EXERCISE GOAL
Here is a block of records. Copy every line in it that includes "SmartText".

MATERIAL SUPPLIED
((
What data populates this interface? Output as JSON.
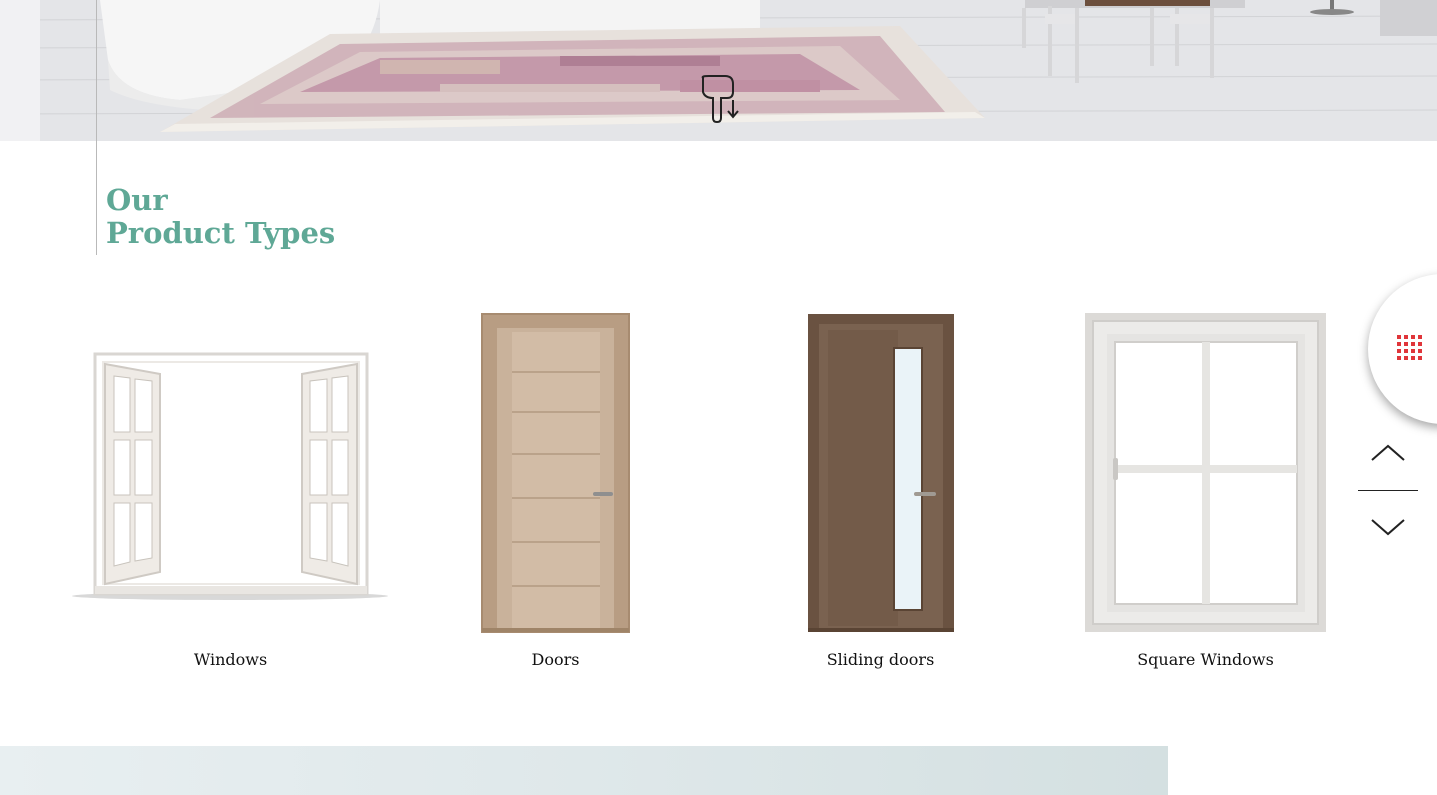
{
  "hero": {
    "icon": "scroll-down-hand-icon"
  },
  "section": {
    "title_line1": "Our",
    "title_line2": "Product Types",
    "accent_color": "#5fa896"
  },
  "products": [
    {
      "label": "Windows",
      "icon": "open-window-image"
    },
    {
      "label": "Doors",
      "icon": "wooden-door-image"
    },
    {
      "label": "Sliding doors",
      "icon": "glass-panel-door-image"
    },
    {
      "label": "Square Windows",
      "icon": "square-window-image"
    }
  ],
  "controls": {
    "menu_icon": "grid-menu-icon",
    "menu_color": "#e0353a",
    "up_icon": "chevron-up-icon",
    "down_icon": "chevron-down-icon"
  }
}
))
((
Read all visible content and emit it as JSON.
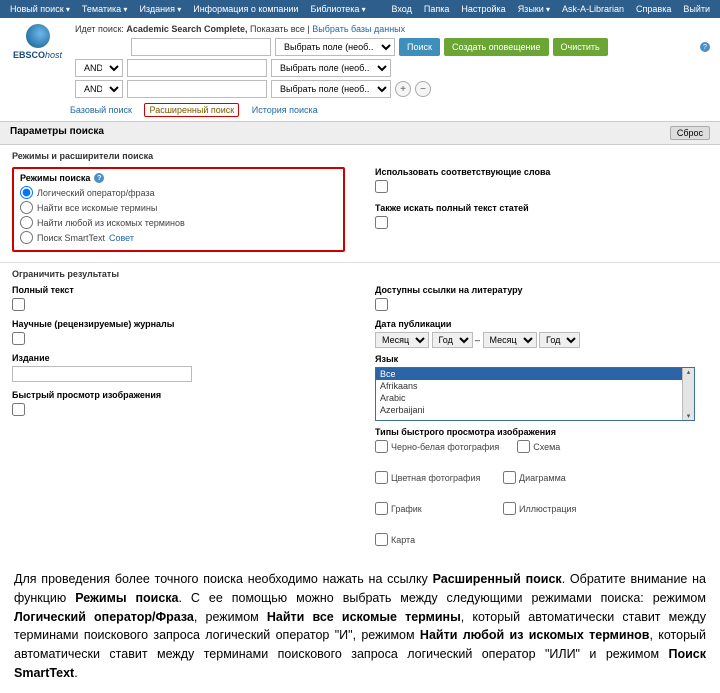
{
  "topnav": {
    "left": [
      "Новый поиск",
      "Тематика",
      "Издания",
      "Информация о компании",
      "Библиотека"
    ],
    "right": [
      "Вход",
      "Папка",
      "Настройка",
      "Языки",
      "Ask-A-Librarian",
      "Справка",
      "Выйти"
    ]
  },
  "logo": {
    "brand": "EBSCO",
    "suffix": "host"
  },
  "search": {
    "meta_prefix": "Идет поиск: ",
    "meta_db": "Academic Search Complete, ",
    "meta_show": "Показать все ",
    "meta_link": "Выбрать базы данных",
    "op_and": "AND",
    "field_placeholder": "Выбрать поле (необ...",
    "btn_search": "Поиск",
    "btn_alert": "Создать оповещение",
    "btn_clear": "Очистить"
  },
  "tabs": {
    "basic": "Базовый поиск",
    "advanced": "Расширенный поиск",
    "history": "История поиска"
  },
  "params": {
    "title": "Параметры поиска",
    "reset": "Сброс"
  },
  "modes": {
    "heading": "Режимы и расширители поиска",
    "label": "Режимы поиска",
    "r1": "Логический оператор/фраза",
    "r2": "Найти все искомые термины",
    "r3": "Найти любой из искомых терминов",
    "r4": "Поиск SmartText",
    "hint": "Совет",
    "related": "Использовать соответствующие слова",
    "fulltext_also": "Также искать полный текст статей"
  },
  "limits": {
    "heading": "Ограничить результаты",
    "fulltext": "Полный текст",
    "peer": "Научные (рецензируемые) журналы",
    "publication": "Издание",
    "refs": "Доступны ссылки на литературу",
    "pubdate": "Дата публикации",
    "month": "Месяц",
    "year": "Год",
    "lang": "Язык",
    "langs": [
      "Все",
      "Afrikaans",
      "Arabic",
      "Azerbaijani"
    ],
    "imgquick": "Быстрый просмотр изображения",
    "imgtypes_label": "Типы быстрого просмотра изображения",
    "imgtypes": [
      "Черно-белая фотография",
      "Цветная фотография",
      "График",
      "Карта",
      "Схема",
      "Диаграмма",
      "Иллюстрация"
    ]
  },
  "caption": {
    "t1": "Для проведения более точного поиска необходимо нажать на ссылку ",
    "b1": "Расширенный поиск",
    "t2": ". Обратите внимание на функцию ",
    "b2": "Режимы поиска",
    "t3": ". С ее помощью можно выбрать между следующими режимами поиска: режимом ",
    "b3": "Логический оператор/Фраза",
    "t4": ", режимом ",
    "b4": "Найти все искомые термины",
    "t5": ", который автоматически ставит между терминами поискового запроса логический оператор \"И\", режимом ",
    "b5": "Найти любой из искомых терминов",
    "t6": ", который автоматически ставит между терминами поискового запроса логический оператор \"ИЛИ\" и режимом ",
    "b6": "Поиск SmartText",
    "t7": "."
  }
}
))
ANSWER BELOW
    "r4": "Поиск SmartText",
    "b6": "Поиск SmartText",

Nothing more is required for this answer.